22. Brown SK, Jenkins SF, Sparks RSJ, Odbert H, Auker MR. Volcanic
fatalities database: Analysis of volcanic threat with distance and
victim classification. Appl Volcanol 2017;6:15.
23. Stahl K, Kohn I, Blauhut V, Urquijo J, De Stefano L, Acácio V,
et al. Impacts of European drought events: Insights from an
international database of text‑based reports. Nat Hazards Earth
Syst Sci 2016;16:801‑19.
24. Soto A. Deriving information on disasters caused by natural
hazards from limited data: A Guatemalan case study. Nat Hazards
25. GallM. The suitability of disaster loss databases to measure loss and
damage from climate change. Int J Glob Warm 2015;8:170. Available fr
=71966. [Last accessed on 2020 Aug 16].
26. Huggel C, Raissig A, Rohrer M, Romero G, Diaz A, Salzmann N.
How useful and reliable are disaster databases in the context of
climate and global change? A comparative case study analysis in
Peru. Nat Hazards Earth Syst Sci 2015;15:475‑85.
27. Zêzere JL, Pereira S, Tavares AO, Bateira C, TrigoRM, Quaresma I,
et al. DISASTER: A GIS database on hydro‑geomorphologic
disasters in Portugal. Nat Hazards 2014;72:503‑32. Available
from:‑013‑1018‑y. [Last
accessed on 2020 Aug 16].
28. Santos PP dos, Tavares AO, Zêzere JL. Risk analysis for local
management from hydro‑geomorphologic disaster databases.
Environ Sci Policy 2014;40:85‑100.
29. Mohleji S. Gaining from Losses: Using Disaster Loss Data as a Tool
for Appraising Natural Disaster Policy. University of Colorado;
30. López‑Peláez J, Pigeon P. Co‑evolution between structural
mitigation measures and urbanization in France and Colombia:
A comparative analysis of disaster risk management policies
based on disaster databases.
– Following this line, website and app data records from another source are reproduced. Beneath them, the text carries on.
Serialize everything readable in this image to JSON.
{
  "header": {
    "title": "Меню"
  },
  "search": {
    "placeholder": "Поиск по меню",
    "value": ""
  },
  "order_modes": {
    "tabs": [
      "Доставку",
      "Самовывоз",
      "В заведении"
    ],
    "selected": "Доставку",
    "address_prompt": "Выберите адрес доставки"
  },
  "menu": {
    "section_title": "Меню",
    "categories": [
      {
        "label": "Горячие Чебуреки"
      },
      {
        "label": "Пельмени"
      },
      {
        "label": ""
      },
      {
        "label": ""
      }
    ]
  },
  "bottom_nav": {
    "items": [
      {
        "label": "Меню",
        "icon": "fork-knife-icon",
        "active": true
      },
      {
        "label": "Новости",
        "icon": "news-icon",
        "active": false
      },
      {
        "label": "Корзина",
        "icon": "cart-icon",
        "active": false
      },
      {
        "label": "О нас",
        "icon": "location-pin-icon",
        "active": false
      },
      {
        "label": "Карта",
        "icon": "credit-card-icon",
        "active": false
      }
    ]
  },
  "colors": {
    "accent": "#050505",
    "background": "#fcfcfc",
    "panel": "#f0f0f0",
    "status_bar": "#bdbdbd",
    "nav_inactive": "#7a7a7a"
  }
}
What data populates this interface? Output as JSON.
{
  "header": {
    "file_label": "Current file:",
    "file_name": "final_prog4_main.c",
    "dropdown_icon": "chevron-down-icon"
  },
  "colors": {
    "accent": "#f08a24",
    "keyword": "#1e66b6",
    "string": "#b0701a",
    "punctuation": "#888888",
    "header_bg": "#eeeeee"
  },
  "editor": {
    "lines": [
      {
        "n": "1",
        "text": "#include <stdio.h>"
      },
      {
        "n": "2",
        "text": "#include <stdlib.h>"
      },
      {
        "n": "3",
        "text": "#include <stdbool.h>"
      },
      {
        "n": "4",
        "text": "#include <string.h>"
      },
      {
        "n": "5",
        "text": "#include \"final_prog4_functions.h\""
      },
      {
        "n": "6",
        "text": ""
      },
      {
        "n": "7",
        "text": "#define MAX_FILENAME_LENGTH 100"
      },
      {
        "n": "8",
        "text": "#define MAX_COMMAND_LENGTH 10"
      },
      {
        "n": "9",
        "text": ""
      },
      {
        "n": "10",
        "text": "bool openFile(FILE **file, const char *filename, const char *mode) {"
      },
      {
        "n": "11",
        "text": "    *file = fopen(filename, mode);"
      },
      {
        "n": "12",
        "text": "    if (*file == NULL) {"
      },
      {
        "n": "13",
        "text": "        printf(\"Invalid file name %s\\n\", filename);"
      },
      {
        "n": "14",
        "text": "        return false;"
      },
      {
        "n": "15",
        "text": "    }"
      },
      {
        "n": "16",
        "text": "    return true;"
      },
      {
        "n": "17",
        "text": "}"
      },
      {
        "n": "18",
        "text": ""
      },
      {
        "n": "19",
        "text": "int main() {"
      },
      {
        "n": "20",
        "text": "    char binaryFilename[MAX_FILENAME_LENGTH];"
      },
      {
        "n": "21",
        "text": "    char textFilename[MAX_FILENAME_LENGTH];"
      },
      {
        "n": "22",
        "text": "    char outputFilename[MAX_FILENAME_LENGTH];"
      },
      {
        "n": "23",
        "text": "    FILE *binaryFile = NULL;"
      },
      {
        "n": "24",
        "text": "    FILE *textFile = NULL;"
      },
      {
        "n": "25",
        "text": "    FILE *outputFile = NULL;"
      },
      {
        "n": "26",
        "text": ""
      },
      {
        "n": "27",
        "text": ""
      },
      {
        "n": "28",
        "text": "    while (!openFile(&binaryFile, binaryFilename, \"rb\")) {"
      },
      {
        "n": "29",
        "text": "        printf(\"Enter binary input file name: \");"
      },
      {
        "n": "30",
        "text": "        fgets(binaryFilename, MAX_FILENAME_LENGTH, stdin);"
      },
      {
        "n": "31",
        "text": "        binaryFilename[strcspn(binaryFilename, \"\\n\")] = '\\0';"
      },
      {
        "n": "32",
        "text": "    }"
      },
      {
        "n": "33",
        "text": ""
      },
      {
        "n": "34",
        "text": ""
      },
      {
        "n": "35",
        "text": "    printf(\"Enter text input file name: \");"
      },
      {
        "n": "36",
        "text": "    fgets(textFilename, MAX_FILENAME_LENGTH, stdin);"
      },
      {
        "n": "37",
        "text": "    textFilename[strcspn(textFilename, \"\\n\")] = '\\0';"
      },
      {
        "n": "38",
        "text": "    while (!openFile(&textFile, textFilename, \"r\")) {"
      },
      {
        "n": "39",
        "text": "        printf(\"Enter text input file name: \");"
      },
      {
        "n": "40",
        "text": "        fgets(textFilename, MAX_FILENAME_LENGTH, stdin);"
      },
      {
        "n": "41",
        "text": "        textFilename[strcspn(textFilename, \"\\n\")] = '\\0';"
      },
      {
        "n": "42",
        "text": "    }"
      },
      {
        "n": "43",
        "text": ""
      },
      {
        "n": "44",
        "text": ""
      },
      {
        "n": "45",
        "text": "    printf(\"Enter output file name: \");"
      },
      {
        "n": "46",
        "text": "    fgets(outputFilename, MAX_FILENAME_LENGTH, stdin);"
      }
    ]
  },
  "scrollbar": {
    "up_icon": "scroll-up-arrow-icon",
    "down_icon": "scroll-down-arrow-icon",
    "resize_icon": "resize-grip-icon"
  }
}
Habitat Int 201135:573‑81.
Available from:
S019739751100021X. [Last accessed on 2020 Aug 16].
31. Marulanda MC, Cardona OD, Barbat AH. Revealing the
socioeconomic impact of small disasters in Colombia using the
DesInventar database. Disasters 2010;34:552–70.
32. United Nations Development Programme. Risk Knowledge
Fundamentals: Guidelines and Lessons for Establishing and
Institutionalizing Disaster Loss Database. Bangkok; 2009.
33. Witham CS. Volcanic disasters and incidents: A new database.
J Volcanol Geotherm Res 2005;148:191‑233.
34. Sapir DG, Misson C. The development of a database on disasters.
Disasters 1992;16:74‑80. Available from: http://doi.wiley.
com/10.1111/j. 1467‑7717.1992.tb00378.x. [Last accessed on 2020
Aug 16].
35. Nakhaei M, Bahrampouri S. Editorial: A study of disaster
databases. Heal Emerg Disasters Q 2016;1:63‑4.
36. Poursadeqiyan M, Arefi M. Health, safety, and environmental
status of Iranian school: A systematic review. J Educ Health
Promot. 2020;9(1):297.